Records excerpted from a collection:

::::::

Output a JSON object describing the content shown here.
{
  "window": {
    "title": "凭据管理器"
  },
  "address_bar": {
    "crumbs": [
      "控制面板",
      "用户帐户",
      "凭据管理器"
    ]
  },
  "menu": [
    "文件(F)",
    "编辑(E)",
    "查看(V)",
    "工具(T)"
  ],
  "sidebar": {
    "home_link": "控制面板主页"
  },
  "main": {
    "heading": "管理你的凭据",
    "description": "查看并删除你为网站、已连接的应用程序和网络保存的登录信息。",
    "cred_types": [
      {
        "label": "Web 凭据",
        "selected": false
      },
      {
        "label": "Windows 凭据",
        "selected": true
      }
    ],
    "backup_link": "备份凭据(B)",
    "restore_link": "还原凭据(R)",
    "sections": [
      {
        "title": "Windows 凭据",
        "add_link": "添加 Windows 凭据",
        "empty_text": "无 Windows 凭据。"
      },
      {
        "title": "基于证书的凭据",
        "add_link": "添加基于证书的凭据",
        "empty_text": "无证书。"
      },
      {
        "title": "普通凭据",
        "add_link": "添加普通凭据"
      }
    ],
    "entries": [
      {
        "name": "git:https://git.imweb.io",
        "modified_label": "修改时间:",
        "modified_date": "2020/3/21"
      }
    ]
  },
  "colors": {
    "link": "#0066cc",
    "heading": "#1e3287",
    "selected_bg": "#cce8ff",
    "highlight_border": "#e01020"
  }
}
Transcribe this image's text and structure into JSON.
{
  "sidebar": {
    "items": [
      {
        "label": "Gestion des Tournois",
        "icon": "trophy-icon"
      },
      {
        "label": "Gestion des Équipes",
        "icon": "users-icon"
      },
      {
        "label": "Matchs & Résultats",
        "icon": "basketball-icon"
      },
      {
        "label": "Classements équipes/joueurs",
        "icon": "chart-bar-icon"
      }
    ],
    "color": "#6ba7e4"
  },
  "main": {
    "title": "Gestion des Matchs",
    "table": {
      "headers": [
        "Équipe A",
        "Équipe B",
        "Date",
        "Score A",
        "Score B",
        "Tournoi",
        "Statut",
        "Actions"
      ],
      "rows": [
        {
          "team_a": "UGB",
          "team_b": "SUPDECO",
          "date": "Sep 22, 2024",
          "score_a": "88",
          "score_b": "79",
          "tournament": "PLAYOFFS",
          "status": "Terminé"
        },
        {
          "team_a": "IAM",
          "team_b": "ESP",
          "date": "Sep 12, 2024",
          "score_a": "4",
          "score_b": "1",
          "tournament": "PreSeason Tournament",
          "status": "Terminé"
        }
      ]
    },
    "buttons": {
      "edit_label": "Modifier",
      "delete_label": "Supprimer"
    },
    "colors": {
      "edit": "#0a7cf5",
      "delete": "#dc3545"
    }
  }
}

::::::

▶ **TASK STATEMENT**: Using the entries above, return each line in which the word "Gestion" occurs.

▶ **ANSWER SPACE**:
        "label": "Gestion des Tournois",
        "label": "Gestion des Équipes",
    "title": "Gestion des Matchs",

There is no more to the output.